May 7, 2018

Brain inflammation from Alzheimer’s Disease. Credit: NIH, National Institute on Aging

More than fifty New Mexico researchers specializing Alzheimer’s Disease and related dementias will meet in Albuquerque on Wednesday this week to discuss current research efforts and progress, as well as funding opportunities for continued research.

In order to promote collaborative research across the state, this workshop will bring together stakeholders from government, academia, industry, non-profit organizations, patient organizations and regulatory agencies to address challenges specific to New Mexico biomedical researchers working in the area of Alzheimer’s disease and related dementia, and to connect researchers to clinical trials and regulatory issues.

Among the group scheduled to meet are scientists, researchers and clinicians from Los Alamos National Laboratory, the New Mexico Consortium, the University of New Mexico, New Mexico State University, New Mexico Technical Institute, New Mexico Highlands University, the New Mexico State Department on Aging, the New Mexico Alzheimer’s Association, UNM Health Sciences Center, UNM Memory and Aging Center, Retreat Healthcare and Albuquerque Neuroscience, Inc.

“New Mexico is in a unique position for advancement in basic science, clinical, and epidemiological research of Alzheimer’s disease and related dementias, due to the presence of two national laboratories, as well as many institutions of higher learning,” explained Dr. Gnana Gnanakaran, a LANL scientist and one of the workshop organizers.

The workshop, sponsored by the New Mexico Consortium, will address the need for research spanning all aspects of Alzheimer’s disease, and will address the goals in the NM State Plan for Alzheimer’s Disease and Related Dementias.

“Importantly, this workshop will facilitate identifying future research directions, and developing partnerships and collaborations among New Mexico research colleagues, with the overarching goal of seeking research funding,” Dr. Gnanakaran noted.

The workshop organizers hope to make this an annual event, to coincide with the Alzheimer’s Association New Mexico Chapter’s Professional Conference, which is scheduled to occur immediately following the research workshop.  For more information, visit

About the New Mexico Consortium

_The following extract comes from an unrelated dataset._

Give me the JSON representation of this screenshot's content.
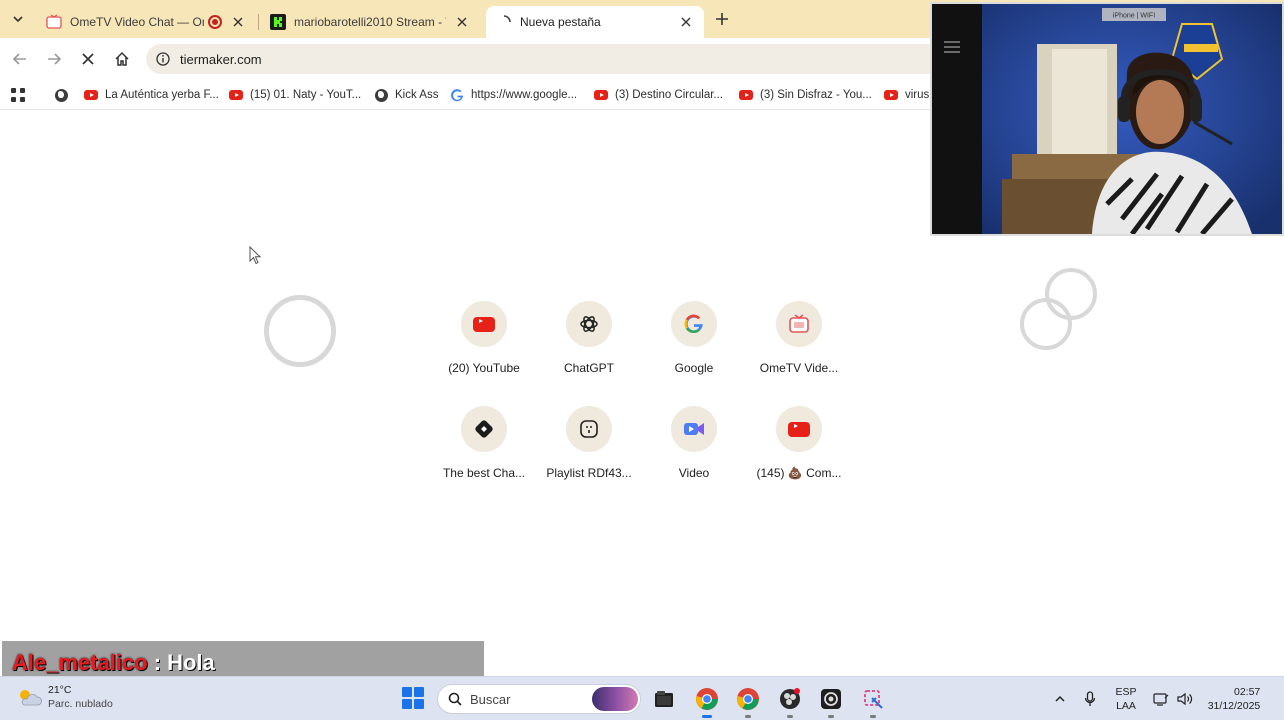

The New Mexico Consortium (NMC) is an innovative effort to engage universities and industry in scientific research in the nation's interest and to increase the role of Los Alamos National Laboratory (LANL) in science, education and economic development. This non-profit corporation formed by the three New Mexico research universities focuses on facilitating collaborations at the Laboratory interface.

The NMC leverages capabilities at LANL, universities and industry and provides agile and accountable operations to execute joint initiatives. The NMC develops and manages self-sustaining research facilities to support these joint initiatives. Through the NMC, the universities and LANL have developed more effective models to advance our nations interests and increase the impact of scientific research on the local and national economy.

For additional information contact Shannan Schnedler, Chief Communication Officer, at 505-412-6898 or

About Los Alamos National Laboratory

Los Alamos National Laboratory, a multidisciplinary research institution engaged in strategic science on behalf of national security, is managed by Triad, a public service oriented, national security science organization equally owned by its three founding members: Battelle Memorial Institute (Battelle), the Texas A&M University System (TAMUS), and the Regents of the University of California (UC) for the Department of Energy’s National Nuclear Security Administration.

Los Alamos enhances national security by ensuring the safety and reliability of the U.S. nuclear stockpile, developing technologies to reduce threats from weapons of mass destruction, and solving problems related to energy, environment, infrastructure, health, and global security concerns.